A few years ago, it might have sounded unusual for politics to be classified under entertainment (or even listed as a kind of interest). But the current climate surrounding the 2016 election has changed our notion of what it means to be "interested in politics." No longer is it reserved for political science majors and kooky uncles who ruin Thanksgiving. Politics have become interesting. Politics have become cool.

And the Politicon lineup is definitely cool. The Daily Show host Trevor Noah is expected to make an appearance, alongside the widely popular Young Turks host Cenk Uygur. Black Lives Matter activists will be hosting a panel, and the International Spy Museum will live broadcast their podcast. In between panels, Politicon attendees can check out movie screenings and stand-up comedy routines.

And the event is entirely nonpartisan. Conservative writer Ann Coulter will host two panels, as well as former Speaker of the House Newt Gingrich. Some of the planned panels focus on the right to life and religious freedom. Sabo, the artist responsible for those shirtless Ted Cruz posters, will also be in attendance.

What Politicon is attempting is almost revolutionary: blending politics and pop culture in an effort to bring both sides of the aisle together for the sake of larger discussion. And though some may dread the combination of politics and entertainment, it may not be the terrible, cataclysmic event that some may fear.

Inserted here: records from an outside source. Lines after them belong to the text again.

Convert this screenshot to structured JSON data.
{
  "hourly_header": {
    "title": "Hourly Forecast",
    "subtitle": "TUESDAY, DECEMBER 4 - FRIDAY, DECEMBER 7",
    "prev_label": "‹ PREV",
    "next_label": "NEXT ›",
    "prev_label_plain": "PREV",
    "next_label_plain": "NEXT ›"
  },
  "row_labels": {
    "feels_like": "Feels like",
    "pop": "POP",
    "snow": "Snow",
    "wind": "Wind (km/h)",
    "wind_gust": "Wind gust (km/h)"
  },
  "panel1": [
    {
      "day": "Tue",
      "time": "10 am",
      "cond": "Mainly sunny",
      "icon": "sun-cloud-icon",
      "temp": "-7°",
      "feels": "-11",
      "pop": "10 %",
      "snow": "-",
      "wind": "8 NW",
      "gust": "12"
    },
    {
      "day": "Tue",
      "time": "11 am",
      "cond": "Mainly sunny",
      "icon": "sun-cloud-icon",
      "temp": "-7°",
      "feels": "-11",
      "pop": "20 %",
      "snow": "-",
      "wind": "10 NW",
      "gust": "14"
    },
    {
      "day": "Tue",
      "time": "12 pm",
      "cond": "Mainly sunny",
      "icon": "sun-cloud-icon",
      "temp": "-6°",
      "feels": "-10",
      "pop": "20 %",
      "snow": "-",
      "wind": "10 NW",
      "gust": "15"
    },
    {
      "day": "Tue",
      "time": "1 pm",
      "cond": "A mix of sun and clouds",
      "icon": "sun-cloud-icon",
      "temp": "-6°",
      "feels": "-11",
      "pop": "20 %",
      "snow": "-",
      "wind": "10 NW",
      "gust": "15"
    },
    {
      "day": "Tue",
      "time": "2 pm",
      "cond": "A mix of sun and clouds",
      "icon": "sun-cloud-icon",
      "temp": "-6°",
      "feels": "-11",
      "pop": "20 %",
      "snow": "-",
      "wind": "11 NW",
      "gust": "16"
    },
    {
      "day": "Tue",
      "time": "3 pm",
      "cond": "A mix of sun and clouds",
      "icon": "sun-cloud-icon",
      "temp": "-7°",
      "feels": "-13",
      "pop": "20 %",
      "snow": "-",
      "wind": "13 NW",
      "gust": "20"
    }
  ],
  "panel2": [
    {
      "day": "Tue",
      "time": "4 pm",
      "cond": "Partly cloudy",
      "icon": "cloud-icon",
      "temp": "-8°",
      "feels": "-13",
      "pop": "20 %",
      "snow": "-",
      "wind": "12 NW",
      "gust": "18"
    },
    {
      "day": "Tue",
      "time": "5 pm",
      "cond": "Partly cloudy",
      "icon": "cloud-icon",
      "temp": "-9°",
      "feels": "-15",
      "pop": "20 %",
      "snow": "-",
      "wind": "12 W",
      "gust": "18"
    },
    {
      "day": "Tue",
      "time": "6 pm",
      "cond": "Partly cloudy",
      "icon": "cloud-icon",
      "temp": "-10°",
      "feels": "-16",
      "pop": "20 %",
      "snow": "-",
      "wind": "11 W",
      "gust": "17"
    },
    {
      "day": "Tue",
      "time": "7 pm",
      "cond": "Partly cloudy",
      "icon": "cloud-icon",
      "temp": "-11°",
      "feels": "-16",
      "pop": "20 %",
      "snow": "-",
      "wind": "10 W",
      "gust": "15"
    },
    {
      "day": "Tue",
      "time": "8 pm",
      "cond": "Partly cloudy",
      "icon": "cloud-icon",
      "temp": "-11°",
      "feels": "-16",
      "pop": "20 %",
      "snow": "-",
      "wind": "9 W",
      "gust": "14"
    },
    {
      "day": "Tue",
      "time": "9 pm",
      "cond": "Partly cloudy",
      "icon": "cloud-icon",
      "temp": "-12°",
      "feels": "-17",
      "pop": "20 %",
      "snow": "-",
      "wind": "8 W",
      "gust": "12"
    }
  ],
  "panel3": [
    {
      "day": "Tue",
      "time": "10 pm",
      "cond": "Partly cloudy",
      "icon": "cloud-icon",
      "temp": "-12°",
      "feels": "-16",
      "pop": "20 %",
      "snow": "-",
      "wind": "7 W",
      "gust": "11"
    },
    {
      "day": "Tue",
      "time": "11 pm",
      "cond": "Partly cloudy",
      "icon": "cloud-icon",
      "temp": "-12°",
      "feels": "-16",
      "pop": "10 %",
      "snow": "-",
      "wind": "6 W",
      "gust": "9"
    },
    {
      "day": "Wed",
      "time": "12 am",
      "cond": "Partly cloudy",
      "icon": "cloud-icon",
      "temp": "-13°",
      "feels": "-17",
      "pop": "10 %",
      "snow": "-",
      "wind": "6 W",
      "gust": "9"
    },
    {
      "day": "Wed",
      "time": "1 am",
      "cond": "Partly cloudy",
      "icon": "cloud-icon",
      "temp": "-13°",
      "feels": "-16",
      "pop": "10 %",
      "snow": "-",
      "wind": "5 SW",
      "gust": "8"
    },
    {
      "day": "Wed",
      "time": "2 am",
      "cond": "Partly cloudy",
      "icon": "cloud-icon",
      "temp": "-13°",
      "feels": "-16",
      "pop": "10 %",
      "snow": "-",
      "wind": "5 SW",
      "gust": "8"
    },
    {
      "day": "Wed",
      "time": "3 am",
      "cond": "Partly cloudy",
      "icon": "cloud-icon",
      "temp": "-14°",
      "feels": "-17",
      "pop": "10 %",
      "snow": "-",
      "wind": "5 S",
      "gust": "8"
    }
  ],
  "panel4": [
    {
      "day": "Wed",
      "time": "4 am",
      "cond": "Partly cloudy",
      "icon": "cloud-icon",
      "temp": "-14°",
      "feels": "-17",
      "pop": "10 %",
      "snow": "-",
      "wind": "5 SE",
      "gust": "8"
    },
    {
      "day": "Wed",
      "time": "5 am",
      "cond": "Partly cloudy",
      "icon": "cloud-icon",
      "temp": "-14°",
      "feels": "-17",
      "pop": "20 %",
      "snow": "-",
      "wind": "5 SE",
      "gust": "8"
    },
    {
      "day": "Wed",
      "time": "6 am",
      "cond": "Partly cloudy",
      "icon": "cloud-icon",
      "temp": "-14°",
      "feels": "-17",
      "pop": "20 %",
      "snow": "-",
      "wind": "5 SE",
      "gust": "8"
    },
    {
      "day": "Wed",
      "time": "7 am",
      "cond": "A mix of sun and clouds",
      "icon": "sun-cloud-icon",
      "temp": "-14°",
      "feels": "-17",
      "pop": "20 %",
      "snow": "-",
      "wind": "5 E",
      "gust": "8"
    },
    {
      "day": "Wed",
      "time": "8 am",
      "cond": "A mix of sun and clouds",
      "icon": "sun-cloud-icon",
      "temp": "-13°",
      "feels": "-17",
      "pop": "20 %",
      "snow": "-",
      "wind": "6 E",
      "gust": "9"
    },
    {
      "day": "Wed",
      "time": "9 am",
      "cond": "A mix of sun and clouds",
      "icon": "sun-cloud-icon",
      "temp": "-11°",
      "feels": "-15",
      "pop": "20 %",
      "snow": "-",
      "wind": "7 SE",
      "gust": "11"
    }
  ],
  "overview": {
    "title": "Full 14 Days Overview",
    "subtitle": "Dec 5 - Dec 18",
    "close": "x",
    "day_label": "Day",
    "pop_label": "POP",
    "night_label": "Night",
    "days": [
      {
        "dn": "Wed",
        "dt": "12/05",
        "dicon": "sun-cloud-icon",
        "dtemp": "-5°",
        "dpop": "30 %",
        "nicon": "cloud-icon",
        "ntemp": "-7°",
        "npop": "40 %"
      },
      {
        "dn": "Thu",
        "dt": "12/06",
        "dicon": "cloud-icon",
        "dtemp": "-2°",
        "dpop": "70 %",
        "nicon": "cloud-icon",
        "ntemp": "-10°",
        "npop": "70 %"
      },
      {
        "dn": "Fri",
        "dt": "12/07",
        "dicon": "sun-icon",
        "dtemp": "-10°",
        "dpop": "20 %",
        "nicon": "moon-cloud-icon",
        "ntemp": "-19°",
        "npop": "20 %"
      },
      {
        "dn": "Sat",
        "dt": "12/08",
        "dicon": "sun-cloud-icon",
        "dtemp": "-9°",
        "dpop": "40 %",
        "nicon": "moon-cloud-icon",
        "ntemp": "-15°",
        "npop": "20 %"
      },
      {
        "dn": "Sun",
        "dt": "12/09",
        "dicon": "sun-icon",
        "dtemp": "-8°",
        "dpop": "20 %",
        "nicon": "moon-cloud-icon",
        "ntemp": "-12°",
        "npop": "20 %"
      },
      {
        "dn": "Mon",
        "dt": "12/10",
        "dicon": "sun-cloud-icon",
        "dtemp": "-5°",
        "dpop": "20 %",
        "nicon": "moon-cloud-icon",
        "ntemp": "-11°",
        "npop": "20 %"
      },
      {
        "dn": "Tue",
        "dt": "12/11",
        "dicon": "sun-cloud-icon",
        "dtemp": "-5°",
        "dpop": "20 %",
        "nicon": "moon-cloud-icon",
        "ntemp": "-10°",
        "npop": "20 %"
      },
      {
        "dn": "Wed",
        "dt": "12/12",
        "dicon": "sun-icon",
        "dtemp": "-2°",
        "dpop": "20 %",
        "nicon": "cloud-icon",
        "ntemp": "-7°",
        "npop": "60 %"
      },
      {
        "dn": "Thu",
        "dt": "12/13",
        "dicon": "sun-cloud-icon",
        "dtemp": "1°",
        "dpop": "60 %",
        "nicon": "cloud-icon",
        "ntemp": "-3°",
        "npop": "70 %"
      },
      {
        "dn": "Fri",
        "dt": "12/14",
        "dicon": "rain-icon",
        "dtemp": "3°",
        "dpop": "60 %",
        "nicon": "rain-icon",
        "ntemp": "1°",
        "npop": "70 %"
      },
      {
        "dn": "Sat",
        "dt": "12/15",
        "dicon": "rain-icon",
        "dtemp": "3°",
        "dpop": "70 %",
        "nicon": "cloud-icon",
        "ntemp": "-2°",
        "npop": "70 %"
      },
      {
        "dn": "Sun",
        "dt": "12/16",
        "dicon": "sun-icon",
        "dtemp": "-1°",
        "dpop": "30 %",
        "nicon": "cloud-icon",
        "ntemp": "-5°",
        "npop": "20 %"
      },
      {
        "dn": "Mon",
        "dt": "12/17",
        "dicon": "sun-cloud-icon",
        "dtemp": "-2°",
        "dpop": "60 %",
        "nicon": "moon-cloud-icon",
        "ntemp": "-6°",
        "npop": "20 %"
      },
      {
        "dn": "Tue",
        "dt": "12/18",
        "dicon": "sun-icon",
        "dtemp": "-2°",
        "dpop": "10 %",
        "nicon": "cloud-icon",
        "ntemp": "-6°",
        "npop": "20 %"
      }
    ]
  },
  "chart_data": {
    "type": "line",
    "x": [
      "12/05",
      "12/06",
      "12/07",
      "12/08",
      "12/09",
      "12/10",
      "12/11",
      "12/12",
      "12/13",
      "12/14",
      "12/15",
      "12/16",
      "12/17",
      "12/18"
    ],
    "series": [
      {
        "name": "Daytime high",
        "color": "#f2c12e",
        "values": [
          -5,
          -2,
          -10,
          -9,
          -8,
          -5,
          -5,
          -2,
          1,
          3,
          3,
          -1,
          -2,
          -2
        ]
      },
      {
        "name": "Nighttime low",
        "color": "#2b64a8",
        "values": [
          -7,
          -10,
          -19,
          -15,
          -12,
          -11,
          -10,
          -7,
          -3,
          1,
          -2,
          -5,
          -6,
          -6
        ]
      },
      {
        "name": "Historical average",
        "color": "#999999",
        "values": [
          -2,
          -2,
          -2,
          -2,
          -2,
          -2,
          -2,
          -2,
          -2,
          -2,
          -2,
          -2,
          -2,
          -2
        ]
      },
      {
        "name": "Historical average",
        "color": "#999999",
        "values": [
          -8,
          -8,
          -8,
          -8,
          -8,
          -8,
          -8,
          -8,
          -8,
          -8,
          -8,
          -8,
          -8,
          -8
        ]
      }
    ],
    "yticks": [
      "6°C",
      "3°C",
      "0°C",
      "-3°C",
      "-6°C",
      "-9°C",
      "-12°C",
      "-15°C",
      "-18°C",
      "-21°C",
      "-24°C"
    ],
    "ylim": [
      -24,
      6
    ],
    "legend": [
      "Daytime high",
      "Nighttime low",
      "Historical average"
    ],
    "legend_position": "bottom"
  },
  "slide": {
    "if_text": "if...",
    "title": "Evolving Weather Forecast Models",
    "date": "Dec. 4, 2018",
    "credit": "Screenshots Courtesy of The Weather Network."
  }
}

According to Vanity Fair, individuals who come in cosplay — meaning dressed in costume — will receive free entrance to the event. But the sea of individuals in Hillary Clinton or Richard Nixon costumes will be sitting down to listen to robust discussions from former Obama adviser David Axelrod and POLITICO's Chief White House correspondent Mike Allen. This isn't "politics lite." It's full-blown politics, with a side of fun.

And making politics fun and inviting is, frankly, necessary. By setting aside the nation's legislative process as a dry, stuffy subject reserved for old white men, it is inherently limiting diversity and interest for a broader audience. There will be no youth voters if the youth don't think taking part in the political arena is of any interest. By adding an element of fun, it encourages exploration, debate, and learning — resulting in a better informed, more involved populace.